ATLANTA, Ga. (April, 2017)Kim Kardashian and Angelina Jolie helped make them popular. Singer Katy Perry even has her own product line. And they’re a big part of the $40 billion beauty salon industry. But can eyelash extensions put your vision at risk?
One Atlanta woman found out the hard way just how dangerous they can be.
Kimberly Parnell, an events and conference manager, just wanted an easy way to look great and not wear a lot of makeup. Born with short eyelashes, Parnell had always wanted the long, luxurious lashes featured in advertisements for beauty products.
Her sister had had lash extensions done and had not had a problem. Parnell thought of them as an easy alternative to wearing a lot of makeup and something that would make her look more professional.
Instead, a bacterial infection led to months of treatment and, finally, surgery.
Eyelash extensions are individual lashes, made of a synthetic fiber, which a professional glues one strand at a time on to each of a person’s top lashes. They last until the natural lash falls out, in roughly 60-90 days. Some people return for refills every 20-30 days. Others get them done for special occasions and then let them grow out, returning when they need a new set.
When Parnell had the extensions added, she paid special attention to the care regimen outlined by the aesthetician. “I always listen closely to advice like that,” Parnell said. “Part of the maintenance was washing the lashes with antibacterial soap two to three times a day. It was a bit inconvenient, but I followed all the rules.”
Unfortunately, about three weeks after having the extensions put on, Parnell developed an eye infection that blocked the lash glands and she ended up developing a sizeable stye. Resembling a pimple on the eyelid, a stye can grow on the inside or outside of the lid.
Parnell says that at first it was a slight itching sensation, then her upper eyelid started to get red and puffy.
She waited to see if the puffiness would go away.
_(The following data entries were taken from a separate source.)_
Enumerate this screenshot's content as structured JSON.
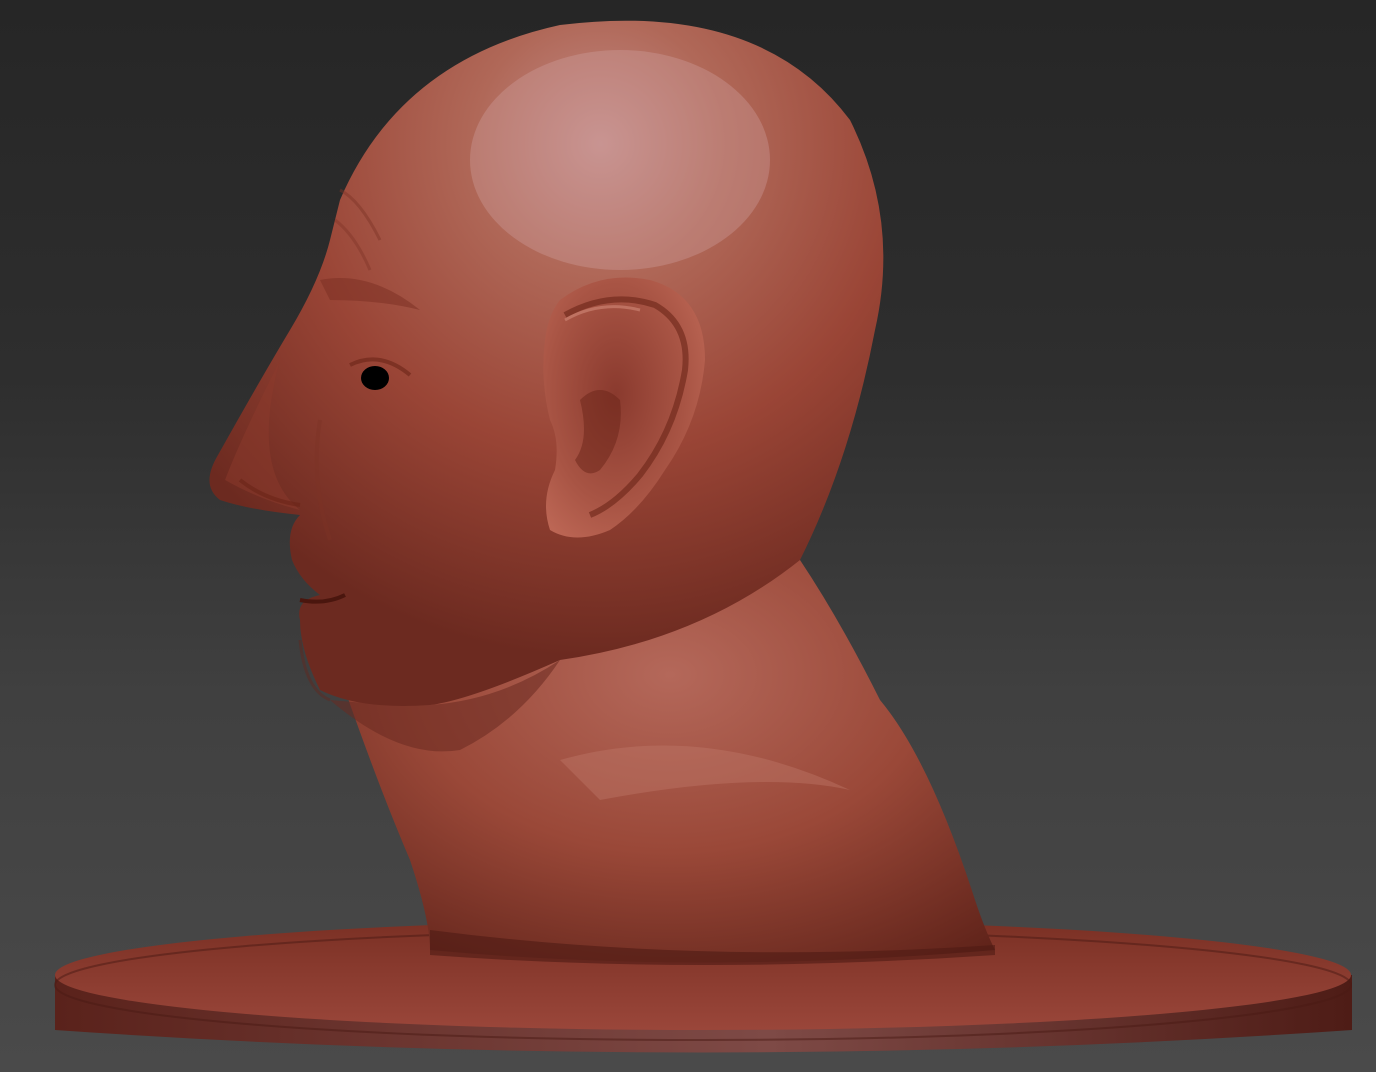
{
  "scene": {
    "subject": "sculpted-bust-profile",
    "colors": {
      "background_top": "#262626",
      "background_bottom": "#4a4a4a",
      "clay_base": "#a04a3e",
      "clay_dark": "#5a1e16",
      "clay_highlight": "#c99a96",
      "pedestal_top": "#8c3b2f",
      "pedestal_side": "#6a2a22"
    }
  }
}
She realized it was not going to go away when the eyelid became inflamed and visibly swelled. Then she developed a huge knot in the top part of her eyelid near the socket.
Parnell has been a regular patient of Dr. Andrea Knouff of Atlanta for three years. She went to Dr. Knouff at her office at Eyeclectic Vision Source on Howell Mill Road for an examination and treatment.
Dr. Knouff diagnosed that an infection had led the stye to grow in the gland behind the lash gland.
Parnell was first treated with oral antibiotics and then an ointment.
During this time she could not wear makeup, could not wear her contact lenses and was dealing with the “crusty stuff” her eye was producing.
“There were days when my entire eyelid stayed red all day long,” Parnell said. “Being out in public and not being able to wear makeup and having to wear my glasses was bad enough, but the look of it was just horrible.”
Despite progressively aggressive treatments the stye was so severe that Dr. Knouff determined that it had to be surgically removed. Parnell was referred to a doctor who performed the surgery in June 2016.
During the outpatient surgery the doctor flipped the eyelid, operated from the inside and scraped out the infection.
Parnell’s advice to people considering getting lashes? “Don’t! You just never know how your body is going to react.”
“I chose a reputable shop and followed all of the directions,” Parnell said. “It may have been a freak experience but I don’t feel like it’s worth it. I’m really lucky that Dr. Knouff was there to help me deal with this really annoying problem.”
Parnell has recovered and no longer wears lash extensions.
Lash Extension Safety Tips
Try traditional false eyelashes first to see if you really need the lash extensions.
When you decide to have them done choose a reputable salon.
Ask the aesthetician if the equipment has been sterilized or is new.
Wait 48 hours before getting water near the eye area after your lashes are applied. The glue needs to dry and set properly.
Your usual skincare routine will need to be slightly adjusted during this window. Avoid eye creams and oil anywhere on the face.
Consider taking a break from lashes every six to eight months to clean your natural lashes thoroughly and let them retain the natural curl that gets flattened by the weight of the artificial lash over time.
For more information about the Georgia Optometric Association or to find an optometrist near you please visit www.GOAeyes.com.